Segment Start: Supplied entries

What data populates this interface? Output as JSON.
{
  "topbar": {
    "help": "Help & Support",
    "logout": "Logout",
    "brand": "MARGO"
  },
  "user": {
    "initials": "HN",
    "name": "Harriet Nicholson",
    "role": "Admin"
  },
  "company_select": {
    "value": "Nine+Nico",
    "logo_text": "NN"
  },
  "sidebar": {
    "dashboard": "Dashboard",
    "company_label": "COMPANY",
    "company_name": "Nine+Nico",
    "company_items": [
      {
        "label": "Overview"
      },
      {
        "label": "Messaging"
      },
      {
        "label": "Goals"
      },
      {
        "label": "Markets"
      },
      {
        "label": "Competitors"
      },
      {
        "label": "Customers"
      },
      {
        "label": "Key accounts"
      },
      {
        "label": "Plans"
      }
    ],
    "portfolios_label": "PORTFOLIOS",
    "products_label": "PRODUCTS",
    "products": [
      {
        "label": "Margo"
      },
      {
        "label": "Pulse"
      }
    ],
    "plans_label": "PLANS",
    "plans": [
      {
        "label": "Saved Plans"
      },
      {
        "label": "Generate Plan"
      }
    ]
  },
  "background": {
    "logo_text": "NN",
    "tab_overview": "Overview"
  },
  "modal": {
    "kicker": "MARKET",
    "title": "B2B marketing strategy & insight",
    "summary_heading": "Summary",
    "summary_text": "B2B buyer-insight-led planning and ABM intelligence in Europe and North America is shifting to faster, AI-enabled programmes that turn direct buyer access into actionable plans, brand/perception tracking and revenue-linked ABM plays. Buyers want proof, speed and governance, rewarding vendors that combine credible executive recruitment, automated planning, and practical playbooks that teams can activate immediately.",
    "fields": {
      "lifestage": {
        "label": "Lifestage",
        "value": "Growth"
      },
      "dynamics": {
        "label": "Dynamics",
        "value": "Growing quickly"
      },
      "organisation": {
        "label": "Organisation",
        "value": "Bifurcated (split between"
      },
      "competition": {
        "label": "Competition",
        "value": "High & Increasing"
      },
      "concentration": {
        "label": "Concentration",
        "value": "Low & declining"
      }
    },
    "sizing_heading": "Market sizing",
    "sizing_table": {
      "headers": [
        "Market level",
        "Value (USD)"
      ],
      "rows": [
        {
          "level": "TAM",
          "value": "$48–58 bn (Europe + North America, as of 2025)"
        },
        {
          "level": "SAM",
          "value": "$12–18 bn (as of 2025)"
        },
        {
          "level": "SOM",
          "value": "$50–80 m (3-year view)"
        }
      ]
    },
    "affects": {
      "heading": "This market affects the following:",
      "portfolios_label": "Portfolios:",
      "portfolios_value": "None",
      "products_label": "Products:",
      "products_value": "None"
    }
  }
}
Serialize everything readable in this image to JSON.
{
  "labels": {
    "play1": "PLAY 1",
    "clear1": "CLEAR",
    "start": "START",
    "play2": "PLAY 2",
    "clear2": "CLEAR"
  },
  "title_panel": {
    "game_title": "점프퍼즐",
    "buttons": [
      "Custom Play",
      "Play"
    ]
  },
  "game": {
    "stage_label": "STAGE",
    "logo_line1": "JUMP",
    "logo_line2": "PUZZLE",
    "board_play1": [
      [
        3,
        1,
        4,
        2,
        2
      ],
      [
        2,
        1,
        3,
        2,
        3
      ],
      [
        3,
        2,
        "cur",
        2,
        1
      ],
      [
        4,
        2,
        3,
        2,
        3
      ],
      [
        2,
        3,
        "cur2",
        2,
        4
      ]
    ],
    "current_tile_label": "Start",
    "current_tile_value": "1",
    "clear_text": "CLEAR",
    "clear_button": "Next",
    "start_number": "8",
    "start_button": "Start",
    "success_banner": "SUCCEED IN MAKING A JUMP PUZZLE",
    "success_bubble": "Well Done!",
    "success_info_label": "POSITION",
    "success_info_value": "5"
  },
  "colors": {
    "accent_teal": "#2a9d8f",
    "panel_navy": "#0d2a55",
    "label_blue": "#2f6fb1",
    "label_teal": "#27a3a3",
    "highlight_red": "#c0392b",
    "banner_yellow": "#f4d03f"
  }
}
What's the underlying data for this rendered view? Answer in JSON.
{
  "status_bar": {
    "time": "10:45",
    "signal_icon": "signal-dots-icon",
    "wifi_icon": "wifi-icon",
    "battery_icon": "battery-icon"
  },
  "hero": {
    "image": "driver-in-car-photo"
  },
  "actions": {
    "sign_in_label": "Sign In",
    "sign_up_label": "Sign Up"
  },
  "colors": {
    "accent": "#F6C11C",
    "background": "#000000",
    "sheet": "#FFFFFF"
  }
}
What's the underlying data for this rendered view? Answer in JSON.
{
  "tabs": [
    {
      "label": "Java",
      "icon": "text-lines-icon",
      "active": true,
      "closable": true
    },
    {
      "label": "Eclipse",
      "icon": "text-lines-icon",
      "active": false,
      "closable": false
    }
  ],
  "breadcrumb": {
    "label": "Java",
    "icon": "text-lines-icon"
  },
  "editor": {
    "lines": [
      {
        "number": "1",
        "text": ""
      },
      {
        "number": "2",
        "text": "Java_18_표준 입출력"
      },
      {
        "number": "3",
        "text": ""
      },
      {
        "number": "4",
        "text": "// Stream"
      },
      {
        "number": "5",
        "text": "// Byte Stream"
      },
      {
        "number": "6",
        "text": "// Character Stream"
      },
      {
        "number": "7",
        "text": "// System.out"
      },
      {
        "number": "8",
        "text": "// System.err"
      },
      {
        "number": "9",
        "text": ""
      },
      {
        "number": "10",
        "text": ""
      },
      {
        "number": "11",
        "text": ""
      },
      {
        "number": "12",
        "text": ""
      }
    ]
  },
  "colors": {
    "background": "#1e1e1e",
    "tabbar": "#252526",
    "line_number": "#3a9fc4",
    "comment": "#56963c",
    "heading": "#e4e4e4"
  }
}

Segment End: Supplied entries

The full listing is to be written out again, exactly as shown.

→ Task output
What data populates this interface? Output as JSON.
{
  "topbar": {
    "help": "Help & Support",
    "logout": "Logout",
    "brand": "MARGO"
  },
  "user": {
    "initials": "HN",
    "name": "Harriet Nicholson",
    "role": "Admin"
  },
  "company_select": {
    "value": "Nine+Nico",
    "logo_text": "NN"
  },
  "sidebar": {
    "dashboard": "Dashboard",
    "company_label": "COMPANY",
    "company_name": "Nine+Nico",
    "company_items": [
      {
        "label": "Overview"
      },
      {
        "label": "Messaging"
      },
      {
        "label": "Goals"
      },
      {
        "label": "Markets"
      },
      {
        "label": "Competitors"
      },
      {
        "label": "Customers"
      },
      {
        "label": "Key accounts"
      },
      {
        "label": "Plans"
      }
    ],
    "portfolios_label": "PORTFOLIOS",
    "products_label": "PRODUCTS",
    "products": [
      {
        "label": "Margo"
      },
      {
        "label": "Pulse"
      }
    ],
    "plans_label": "PLANS",
    "plans": [
      {
        "label": "Saved Plans"
      },
      {
        "label": "Generate Plan"
      }
    ]
  },
  "background": {
    "logo_text": "NN",
    "tab_overview": "Overview"
  },
  "modal": {
    "kicker": "MARKET",
    "title": "B2B marketing strategy & insight",
    "summary_heading": "Summary",
    "summary_text": "B2B buyer-insight-led planning and ABM intelligence in Europe and North America is shifting to faster, AI-enabled programmes that turn direct buyer access into actionable plans, brand/perception tracking and revenue-linked ABM plays. Buyers want proof, speed and governance, rewarding vendors that combine credible executive recruitment, automated planning, and practical playbooks that teams can activate immediately.",
    "fields": {
      "lifestage": {
        "label": "Lifestage",
        "value": "Growth"
      },
      "dynamics": {
        "label": "Dynamics",
        "value": "Growing quickly"
      },
      "organisation": {
        "label": "Organisation",
        "value": "Bifurcated (split between"
      },
      "competition": {
        "label": "Competition",
        "value": "High & Increasing"
      },
      "concentration": {
        "label": "Concentration",
        "value": "Low & declining"
      }
    },
    "sizing_heading": "Market sizing",
    "sizing_table": {
      "headers": [
        "Market level",
        "Value (USD)"
      ],
      "rows": [
        {
          "level": "TAM",
          "value": "$48–58 bn (Europe + North America, as of 2025)"
        },
        {
          "level": "SAM",
          "value": "$12–18 bn (as of 2025)"
        },
        {
          "level": "SOM",
          "value": "$50–80 m (3-year view)"
        }
      ]
    },
    "affects": {
      "heading": "This market affects the following:",
      "portfolios_label": "Portfolios:",
      "portfolios_value": "None",
      "products_label": "Products:",
      "products_value": "None"
    }
  }
}
Serialize everything readable in this image to JSON.
{
  "labels": {
    "play1": "PLAY 1",
    "clear1": "CLEAR",
    "start": "START",
    "play2": "PLAY 2",
    "clear2": "CLEAR"
  },
  "title_panel": {
    "game_title": "점프퍼즐",
    "buttons": [
      "Custom Play",
      "Play"
    ]
  },
  "game": {
    "stage_label": "STAGE",
    "logo_line1": "JUMP",
    "logo_line2": "PUZZLE",
    "board_play1": [
      [
        3,
        1,
        4,
        2,
        2
      ],
      [
        2,
        1,
        3,
        2,
        3
      ],
      [
        3,
        2,
        "cur",
        2,
        1
      ],
      [
        4,
        2,
        3,
        2,
        3
      ],
      [
        2,
        3,
        "cur2",
        2,
        4
      ]
    ],
    "current_tile_label": "Start",
    "current_tile_value": "1",
    "clear_text": "CLEAR",
    "clear_button": "Next",
    "start_number": "8",
    "start_button": "Start",
    "success_banner": "SUCCEED IN MAKING A JUMP PUZZLE",
    "success_bubble": "Well Done!",
    "success_info_label": "POSITION",
    "success_info_value": "5"
  },
  "colors": {
    "accent_teal": "#2a9d8f",
    "panel_navy": "#0d2a55",
    "label_blue": "#2f6fb1",
    "label_teal": "#27a3a3",
    "highlight_red": "#c0392b",
    "banner_yellow": "#f4d03f"
  }
}
What's the underlying data for this rendered view? Answer in JSON.
{
  "status_bar": {
    "time": "10:45",
    "signal_icon": "signal-dots-icon",
    "wifi_icon": "wifi-icon",
    "battery_icon": "battery-icon"
  },
  "hero": {
    "image": "driver-in-car-photo"
  },
  "actions": {
    "sign_in_label": "Sign In",
    "sign_up_label": "Sign Up"
  },
  "colors": {
    "accent": "#F6C11C",
    "background": "#000000",
    "sheet": "#FFFFFF"
  }
}
What's the underlying data for this rendered view? Answer in JSON.
{
  "tabs": [
    {
      "label": "Java",
      "icon": "text-lines-icon",
      "active": true,
      "closable": true
    },
    {
      "label": "Eclipse",
      "icon": "text-lines-icon",
      "active": false,
      "closable": false
    }
  ],
  "breadcrumb": {
    "label": "Java",
    "icon": "text-lines-icon"
  },
  "editor": {
    "lines": [
      {
        "number": "1",
        "text": ""
      },
      {
        "number": "2",
        "text": "Java_18_표준 입출력"
      },
      {
        "number": "3",
        "text": ""
      },
      {
        "number": "4",
        "text": "// Stream"
      },
      {
        "number": "5",
        "text": "// Byte Stream"
      },
      {
        "number": "6",
        "text": "// Character Stream"
      },
      {
        "number": "7",
        "text": "// System.out"
      },
      {
        "number": "8",
        "text": "// System.err"
      },
      {
        "number": "9",
        "text": ""
      },
      {
        "number": "10",
        "text": ""
      },
      {
        "number": "11",
        "text": ""
      },
      {
        "number": "12",
        "text": ""
      }
    ]
  },
  "colors": {
    "background": "#1e1e1e",
    "tabbar": "#252526",
    "line_number": "#3a9fc4",
    "comment": "#56963c",
    "heading": "#e4e4e4"
  }
}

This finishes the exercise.